» TASK DESCRIPTION
Copy out all of the material. Every line must match the original.

» PROVIDED RECORDS

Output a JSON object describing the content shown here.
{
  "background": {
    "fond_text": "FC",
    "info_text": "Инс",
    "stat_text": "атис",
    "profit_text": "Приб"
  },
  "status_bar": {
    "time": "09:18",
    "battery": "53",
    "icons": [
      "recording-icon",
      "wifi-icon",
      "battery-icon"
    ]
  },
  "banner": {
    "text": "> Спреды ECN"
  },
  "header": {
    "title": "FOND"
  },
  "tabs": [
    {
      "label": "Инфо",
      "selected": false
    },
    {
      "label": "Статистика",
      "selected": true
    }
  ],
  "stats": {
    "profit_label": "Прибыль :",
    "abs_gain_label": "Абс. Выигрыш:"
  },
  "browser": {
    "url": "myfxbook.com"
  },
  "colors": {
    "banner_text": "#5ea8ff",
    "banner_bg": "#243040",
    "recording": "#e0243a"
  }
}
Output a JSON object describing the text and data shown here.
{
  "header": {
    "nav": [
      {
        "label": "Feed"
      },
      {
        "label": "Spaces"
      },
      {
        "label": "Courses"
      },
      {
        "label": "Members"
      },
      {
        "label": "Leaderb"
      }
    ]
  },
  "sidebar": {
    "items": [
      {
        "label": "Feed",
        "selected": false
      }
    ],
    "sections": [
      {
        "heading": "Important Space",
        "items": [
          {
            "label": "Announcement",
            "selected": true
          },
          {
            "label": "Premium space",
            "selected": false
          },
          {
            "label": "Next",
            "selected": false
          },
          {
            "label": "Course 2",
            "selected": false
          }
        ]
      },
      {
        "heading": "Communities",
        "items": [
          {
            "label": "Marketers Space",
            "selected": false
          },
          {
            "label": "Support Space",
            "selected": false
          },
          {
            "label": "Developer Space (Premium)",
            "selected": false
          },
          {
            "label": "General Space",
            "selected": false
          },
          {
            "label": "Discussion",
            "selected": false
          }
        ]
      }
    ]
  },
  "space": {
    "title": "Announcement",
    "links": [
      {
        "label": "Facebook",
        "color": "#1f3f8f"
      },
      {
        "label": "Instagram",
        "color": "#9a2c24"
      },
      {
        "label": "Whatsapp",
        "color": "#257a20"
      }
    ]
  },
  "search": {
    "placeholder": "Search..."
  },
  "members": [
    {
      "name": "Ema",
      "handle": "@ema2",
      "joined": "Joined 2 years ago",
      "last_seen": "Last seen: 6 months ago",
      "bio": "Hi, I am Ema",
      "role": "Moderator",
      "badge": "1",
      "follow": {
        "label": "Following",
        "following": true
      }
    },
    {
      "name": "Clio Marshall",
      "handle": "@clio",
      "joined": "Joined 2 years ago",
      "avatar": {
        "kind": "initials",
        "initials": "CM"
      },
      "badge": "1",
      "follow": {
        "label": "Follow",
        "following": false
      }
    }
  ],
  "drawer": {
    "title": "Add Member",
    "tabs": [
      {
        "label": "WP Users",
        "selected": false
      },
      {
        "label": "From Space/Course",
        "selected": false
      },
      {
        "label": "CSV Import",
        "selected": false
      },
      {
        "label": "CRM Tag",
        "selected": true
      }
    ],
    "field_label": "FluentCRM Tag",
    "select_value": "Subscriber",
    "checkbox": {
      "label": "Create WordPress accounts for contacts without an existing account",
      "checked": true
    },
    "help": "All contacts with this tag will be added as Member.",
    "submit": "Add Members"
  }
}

» RESPONSE TO THE TASK
Output a JSON object describing the content shown here.
{
  "background": {
    "fond_text": "FC",
    "info_text": "Инс",
    "stat_text": "атис",
    "profit_text": "Приб"
  },
  "status_bar": {
    "time": "09:18",
    "battery": "53",
    "icons": [
      "recording-icon",
      "wifi-icon",
      "battery-icon"
    ]
  },
  "banner": {
    "text": "> Спреды ECN"
  },
  "header": {
    "title": "FOND"
  },
  "tabs": [
    {
      "label": "Инфо",
      "selected": false
    },
    {
      "label": "Статистика",
      "selected": true
    }
  ],
  "stats": {
    "profit_label": "Прибыль :",
    "abs_gain_label": "Абс. Выигрыш:"
  },
  "browser": {
    "url": "myfxbook.com"
  },
  "colors": {
    "banner_text": "#5ea8ff",
    "banner_bg": "#243040",
    "recording": "#e0243a"
  }
}
Output a JSON object describing the text and data shown here.
{
  "header": {
    "nav": [
      {
        "label": "Feed"
      },
      {
        "label": "Spaces"
      },
      {
        "label": "Courses"
      },
      {
        "label": "Members"
      },
      {
        "label": "Leaderb"
      }
    ]
  },
  "sidebar": {
    "items": [
      {
        "label": "Feed",
        "selected": false
      }
    ],
    "sections": [
      {
        "heading": "Important Space",
        "items": [
          {
            "label": "Announcement",
            "selected": true
          },
          {
            "label": "Premium space",
            "selected": false
          },
          {
            "label": "Next",
            "selected": false
          },
          {
            "label": "Course 2",
            "selected": false
          }
        ]
      },
      {
        "heading": "Communities",
        "items": [
          {
            "label": "Marketers Space",
            "selected": false
          },
          {
            "label": "Support Space",
            "selected": false
          },
          {
            "label": "Developer Space (Premium)",
            "selected": false
          },
          {
            "label": "General Space",
            "selected": false
          },
          {
            "label": "Discussion",
            "selected": false
          }
        ]
      }
    ]
  },
  "space": {
    "title": "Announcement",
    "links": [
      {
        "label": "Facebook",
        "color": "#1f3f8f"
      },
      {
        "label": "Instagram",
        "color": "#9a2c24"
      },
      {
        "label": "Whatsapp",
        "color": "#257a20"
      }
    ]
  },
  "search": {
    "placeholder": "Search..."
  },
  "members": [
    {
      "name": "Ema",
      "handle": "@ema2",
      "joined": "Joined 2 years ago",
      "last_seen": "Last seen: 6 months ago",
      "bio": "Hi, I am Ema",
      "role": "Moderator",
      "badge": "1",
      "follow": {
        "label": "Following",
        "following": true
      }
    },
    {
      "name": "Clio Marshall",
      "handle": "@clio",
      "joined": "Joined 2 years ago",
      "avatar": {
        "kind": "initials",
        "initials": "CM"
      },
      "badge": "1",
      "follow": {
        "label": "Follow",
        "following": false
      }
    }
  ],
  "drawer": {
    "title": "Add Member",
    "tabs": [
      {
        "label": "WP Users",
        "selected": false
      },
      {
        "label": "From Space/Course",
        "selected": false
      },
      {
        "label": "CSV Import",
        "selected": false
      },
      {
        "label": "CRM Tag",
        "selected": true
      }
    ],
    "field_label": "FluentCRM Tag",
    "select_value": "Subscriber",
    "checkbox": {
      "label": "Create WordPress accounts for contacts without an existing account",
      "checked": true
    },
    "help": "All contacts with this tag will be added as Member.",
    "submit": "Add Members"
  }
}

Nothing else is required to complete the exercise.